What is Fetal Alcohol Spectrum Disorder ?
FASD is a diagnostic term for severe neurodevelopmental impairments (you may see these as difficulties with physical activities, language, memory, learning and behaviour) that result from brain damage caused by alcohol exposure before birth.
It is important to get an early diagnosis so that early interventions and support can be provided. With the right support and early interventions, good outcomes across a range of life goals are more likely to be achieved. A circle of collaboration between health professionals, the family, school and service providers ensures the best opportunities for people with FASD. Read some of the common myths about alcohol use and pregnancy here.

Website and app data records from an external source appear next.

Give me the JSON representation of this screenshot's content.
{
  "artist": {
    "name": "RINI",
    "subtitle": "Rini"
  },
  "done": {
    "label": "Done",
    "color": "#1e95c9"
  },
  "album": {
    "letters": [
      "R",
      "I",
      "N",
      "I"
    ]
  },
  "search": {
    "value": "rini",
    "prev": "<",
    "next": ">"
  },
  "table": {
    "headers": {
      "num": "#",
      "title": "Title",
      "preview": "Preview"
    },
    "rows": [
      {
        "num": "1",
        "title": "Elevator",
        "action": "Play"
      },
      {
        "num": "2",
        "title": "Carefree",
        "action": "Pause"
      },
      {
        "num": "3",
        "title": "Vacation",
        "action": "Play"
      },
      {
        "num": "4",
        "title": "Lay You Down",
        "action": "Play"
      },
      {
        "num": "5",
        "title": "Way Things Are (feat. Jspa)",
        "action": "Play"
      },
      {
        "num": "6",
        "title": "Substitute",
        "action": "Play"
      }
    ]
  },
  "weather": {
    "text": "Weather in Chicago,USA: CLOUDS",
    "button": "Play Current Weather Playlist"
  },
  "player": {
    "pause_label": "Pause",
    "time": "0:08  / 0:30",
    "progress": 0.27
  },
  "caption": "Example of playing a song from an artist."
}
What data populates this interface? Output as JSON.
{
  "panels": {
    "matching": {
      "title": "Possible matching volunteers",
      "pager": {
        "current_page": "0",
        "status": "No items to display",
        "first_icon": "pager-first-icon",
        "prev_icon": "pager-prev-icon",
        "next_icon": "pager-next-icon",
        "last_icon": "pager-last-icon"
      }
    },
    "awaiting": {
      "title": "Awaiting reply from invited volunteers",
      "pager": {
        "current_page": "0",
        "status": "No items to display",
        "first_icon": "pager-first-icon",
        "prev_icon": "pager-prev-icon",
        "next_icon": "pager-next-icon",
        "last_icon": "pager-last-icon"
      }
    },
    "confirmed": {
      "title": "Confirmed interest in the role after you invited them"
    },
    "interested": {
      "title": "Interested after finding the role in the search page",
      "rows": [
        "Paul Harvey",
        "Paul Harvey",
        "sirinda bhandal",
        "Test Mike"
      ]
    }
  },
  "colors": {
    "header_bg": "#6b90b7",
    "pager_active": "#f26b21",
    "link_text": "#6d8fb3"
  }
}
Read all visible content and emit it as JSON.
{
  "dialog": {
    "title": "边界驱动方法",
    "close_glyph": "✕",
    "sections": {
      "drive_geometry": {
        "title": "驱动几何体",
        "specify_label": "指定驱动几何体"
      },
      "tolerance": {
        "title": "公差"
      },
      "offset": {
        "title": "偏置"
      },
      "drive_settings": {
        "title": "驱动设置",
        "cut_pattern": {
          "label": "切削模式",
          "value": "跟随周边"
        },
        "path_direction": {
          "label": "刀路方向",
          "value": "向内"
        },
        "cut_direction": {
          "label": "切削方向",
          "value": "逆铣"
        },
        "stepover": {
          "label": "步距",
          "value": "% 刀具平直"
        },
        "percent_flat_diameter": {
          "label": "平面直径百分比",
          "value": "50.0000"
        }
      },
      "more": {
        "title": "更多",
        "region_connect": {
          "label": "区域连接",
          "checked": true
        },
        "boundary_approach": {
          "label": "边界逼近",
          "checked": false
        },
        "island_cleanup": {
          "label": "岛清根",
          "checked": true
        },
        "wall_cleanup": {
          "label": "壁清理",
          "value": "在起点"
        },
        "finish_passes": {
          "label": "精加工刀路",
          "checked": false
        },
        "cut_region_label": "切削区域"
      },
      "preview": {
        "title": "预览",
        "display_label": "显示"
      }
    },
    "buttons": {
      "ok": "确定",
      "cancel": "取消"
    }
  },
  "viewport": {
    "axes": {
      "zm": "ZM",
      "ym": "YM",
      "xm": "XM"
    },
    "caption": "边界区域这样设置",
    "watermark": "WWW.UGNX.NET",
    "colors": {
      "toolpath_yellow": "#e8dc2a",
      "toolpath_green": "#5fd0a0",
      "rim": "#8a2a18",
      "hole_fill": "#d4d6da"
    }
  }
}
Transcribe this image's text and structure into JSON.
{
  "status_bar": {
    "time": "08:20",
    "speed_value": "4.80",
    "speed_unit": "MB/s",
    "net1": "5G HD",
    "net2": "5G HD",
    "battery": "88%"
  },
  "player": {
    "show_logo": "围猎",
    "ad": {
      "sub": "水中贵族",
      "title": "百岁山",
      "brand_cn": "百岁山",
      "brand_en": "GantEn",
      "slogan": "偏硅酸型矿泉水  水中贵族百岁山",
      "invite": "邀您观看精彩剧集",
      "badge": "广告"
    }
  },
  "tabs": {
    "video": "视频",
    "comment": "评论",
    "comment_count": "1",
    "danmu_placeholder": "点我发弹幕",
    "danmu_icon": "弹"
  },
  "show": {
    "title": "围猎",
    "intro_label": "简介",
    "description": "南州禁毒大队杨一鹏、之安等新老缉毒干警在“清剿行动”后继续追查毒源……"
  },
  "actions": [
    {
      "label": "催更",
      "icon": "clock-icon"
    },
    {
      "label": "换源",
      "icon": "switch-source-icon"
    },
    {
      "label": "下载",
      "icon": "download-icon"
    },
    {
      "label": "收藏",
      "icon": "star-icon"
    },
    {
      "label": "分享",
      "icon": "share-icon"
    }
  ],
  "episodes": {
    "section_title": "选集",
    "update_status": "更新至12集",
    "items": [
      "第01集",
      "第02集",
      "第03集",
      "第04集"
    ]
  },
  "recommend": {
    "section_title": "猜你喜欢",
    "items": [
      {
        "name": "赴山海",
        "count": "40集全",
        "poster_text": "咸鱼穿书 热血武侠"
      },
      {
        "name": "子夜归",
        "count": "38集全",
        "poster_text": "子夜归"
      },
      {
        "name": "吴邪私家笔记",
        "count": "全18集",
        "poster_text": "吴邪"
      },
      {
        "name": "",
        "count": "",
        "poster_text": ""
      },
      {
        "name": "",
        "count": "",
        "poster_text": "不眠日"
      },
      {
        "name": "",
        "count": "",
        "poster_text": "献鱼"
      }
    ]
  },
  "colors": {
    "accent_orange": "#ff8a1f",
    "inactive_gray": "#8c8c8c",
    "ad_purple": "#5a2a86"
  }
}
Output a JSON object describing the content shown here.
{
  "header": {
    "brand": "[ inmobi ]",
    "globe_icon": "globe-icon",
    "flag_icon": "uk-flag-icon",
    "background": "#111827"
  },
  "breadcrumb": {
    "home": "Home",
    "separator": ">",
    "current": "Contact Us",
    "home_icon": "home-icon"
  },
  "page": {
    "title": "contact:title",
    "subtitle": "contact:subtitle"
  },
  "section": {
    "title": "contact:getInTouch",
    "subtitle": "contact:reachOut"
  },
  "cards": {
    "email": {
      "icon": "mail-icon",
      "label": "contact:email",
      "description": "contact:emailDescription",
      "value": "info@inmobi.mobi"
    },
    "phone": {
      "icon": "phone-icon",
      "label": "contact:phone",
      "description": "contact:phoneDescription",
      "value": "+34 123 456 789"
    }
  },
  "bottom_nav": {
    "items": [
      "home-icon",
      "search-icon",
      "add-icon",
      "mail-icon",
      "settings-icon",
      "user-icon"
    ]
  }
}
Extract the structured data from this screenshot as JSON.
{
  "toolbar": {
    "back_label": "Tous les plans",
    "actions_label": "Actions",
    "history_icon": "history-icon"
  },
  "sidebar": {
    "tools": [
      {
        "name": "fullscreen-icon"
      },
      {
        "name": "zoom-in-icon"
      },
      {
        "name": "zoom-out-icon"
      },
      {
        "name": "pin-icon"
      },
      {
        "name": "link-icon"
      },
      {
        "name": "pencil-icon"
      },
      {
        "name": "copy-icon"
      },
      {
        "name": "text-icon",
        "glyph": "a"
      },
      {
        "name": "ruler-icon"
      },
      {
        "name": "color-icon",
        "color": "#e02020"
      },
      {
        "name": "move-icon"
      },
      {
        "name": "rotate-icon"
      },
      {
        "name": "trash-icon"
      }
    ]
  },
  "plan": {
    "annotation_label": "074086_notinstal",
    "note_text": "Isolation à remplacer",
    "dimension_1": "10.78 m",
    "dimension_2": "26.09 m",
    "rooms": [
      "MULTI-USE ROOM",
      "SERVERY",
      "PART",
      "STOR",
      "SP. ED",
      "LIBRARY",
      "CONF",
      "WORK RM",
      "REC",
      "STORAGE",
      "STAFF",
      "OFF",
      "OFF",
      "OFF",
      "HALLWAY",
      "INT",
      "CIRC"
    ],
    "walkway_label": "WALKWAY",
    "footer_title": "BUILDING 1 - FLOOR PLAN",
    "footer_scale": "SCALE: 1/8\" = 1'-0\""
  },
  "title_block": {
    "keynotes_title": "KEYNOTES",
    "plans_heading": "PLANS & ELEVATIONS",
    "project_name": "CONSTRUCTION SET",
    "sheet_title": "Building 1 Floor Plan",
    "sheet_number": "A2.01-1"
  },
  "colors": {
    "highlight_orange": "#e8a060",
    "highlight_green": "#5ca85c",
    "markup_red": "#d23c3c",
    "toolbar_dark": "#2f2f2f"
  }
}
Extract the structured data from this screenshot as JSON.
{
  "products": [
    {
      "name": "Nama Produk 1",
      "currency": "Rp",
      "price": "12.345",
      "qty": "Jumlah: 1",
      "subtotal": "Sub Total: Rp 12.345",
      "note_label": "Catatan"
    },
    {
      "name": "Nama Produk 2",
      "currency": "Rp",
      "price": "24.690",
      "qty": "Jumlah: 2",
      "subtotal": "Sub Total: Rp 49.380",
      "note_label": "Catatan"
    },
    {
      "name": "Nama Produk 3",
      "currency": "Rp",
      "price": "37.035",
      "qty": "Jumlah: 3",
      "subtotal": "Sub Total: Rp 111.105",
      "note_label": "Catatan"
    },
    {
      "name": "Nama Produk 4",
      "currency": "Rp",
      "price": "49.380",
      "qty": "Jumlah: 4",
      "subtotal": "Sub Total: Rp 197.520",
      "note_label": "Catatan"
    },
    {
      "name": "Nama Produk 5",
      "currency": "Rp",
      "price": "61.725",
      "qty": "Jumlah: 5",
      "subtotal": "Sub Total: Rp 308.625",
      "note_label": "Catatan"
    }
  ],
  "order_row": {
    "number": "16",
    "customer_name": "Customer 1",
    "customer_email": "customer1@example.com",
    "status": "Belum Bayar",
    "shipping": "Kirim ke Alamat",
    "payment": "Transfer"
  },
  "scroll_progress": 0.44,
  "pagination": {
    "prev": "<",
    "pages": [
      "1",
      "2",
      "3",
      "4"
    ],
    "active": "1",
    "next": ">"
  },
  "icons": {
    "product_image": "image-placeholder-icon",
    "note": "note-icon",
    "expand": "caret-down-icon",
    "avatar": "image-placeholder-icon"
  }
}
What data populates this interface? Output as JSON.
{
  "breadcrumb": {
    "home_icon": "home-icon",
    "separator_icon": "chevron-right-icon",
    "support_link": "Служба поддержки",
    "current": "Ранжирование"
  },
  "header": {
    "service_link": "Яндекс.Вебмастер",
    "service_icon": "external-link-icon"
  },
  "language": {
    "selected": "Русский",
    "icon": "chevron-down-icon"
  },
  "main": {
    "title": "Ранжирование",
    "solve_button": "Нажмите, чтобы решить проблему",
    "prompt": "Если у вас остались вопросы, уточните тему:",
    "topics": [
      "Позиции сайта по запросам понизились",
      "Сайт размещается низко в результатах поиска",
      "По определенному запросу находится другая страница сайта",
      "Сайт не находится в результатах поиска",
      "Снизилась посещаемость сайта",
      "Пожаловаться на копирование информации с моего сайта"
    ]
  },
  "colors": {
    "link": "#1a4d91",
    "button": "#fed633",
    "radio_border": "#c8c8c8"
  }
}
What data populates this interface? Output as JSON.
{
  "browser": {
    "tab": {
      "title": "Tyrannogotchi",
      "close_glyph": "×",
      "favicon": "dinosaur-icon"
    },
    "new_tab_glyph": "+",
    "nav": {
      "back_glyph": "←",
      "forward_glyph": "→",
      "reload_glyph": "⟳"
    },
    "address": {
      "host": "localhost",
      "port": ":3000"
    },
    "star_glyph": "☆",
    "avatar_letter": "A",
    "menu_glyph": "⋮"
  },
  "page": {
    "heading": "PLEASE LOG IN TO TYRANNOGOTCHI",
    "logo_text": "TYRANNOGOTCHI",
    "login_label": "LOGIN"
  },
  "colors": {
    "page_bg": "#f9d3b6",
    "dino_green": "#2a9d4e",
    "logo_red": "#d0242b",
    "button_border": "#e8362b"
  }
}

It is important to get an early diagnosis so that early interventions and support can be provided.
With the right support and early interventions, good outcomes across a range of life goals are more likely to be achieved.
A circle of collaboration between health professionals, the family, school and service providers ensures the best opportunities for people with FASD.
Read some of the common myths about alcohol use and pregnancy here.
Find more about FASD
Health Promotion provides older people, their families, carers and health professionals with information and actions that can be taken to reduce the risk of falls and the injury from falls, enabling people to love independently in the Community.
Want to find out how to arrange a FREE Falls Prevention talk to your seniors group?
You can reduce your personal risk of a fall-related injury by answering these 11 simple questions.
After completing the questionnaire go to each of the falls risk factors to find out how to make the changes you need to stay on your feet.
Get Healthy at Work is a free NSW Government workplace health service that aims to help improve the health of working adults by giving workplaces tools and support to address
- Healthy eating
- Healthy weight
- Physical activity
- Active travel (ie walking, cycling, public transport to work)
- Harmful alcohol consumption
Why improve health at your business?
In the short-term, you’ll be able to recognise a successful workplace health program by the way your team:
- Works together
- Engages in their jobs
- Enjoys their work
In the long-term, a successful workplace health program may influence the performance of your workplace through:
- Gains in staff attraction and retention
- Improved productivity
- Enhanced corporate image
- Reductions in absenteeism
Get Healthy at Work is currently focused on the prevention of chronic disease including type two diabetes, heart disease and some cancers. However, if your workplace would like to focus on supporting mental health there are a range of resources and support programs available to workplaces and workers in NSW.
No matter what industry you’re in or the size of your workplace, Get Healthy at Work makes it easy for you to identify the biggest health issues facing your workplace and make changes for the better.
Visit Get Healthy at Work to register your interest, request a Workplace Information Kit or to find out more about the program.
The Get Healthy Information and Coaching Service is a free confidential, phone service which helps participants reach healthy lifestyle goals. Find out more about the Service, including who is eligible, why and how you can refer your patients. Start building a healthier community today. Read More
Get Healthy Service
Medicare Benefits Schedule
Medicare Health Assessment for Aboriginal and Torres Strait Islander People (MBS Item 715)
Health assessment for people aged 40 to 49 years who are at risk of developing type 2 diabetes (MBS 701,703,705,707)
Australians spend about one third of their lives at work, so being healthy at work can make a big impact on helping to reduce the prevalence of lifestyle-related chronic disease such as type 2 diabetes and heart disease.
No matter how big or small your workplace, Get Healthy at Work can help address individual, behavioural and workplace factors leading to poor health. It can also help in reducing tobacco and alcohol use or increasing physical activity and healthy eating.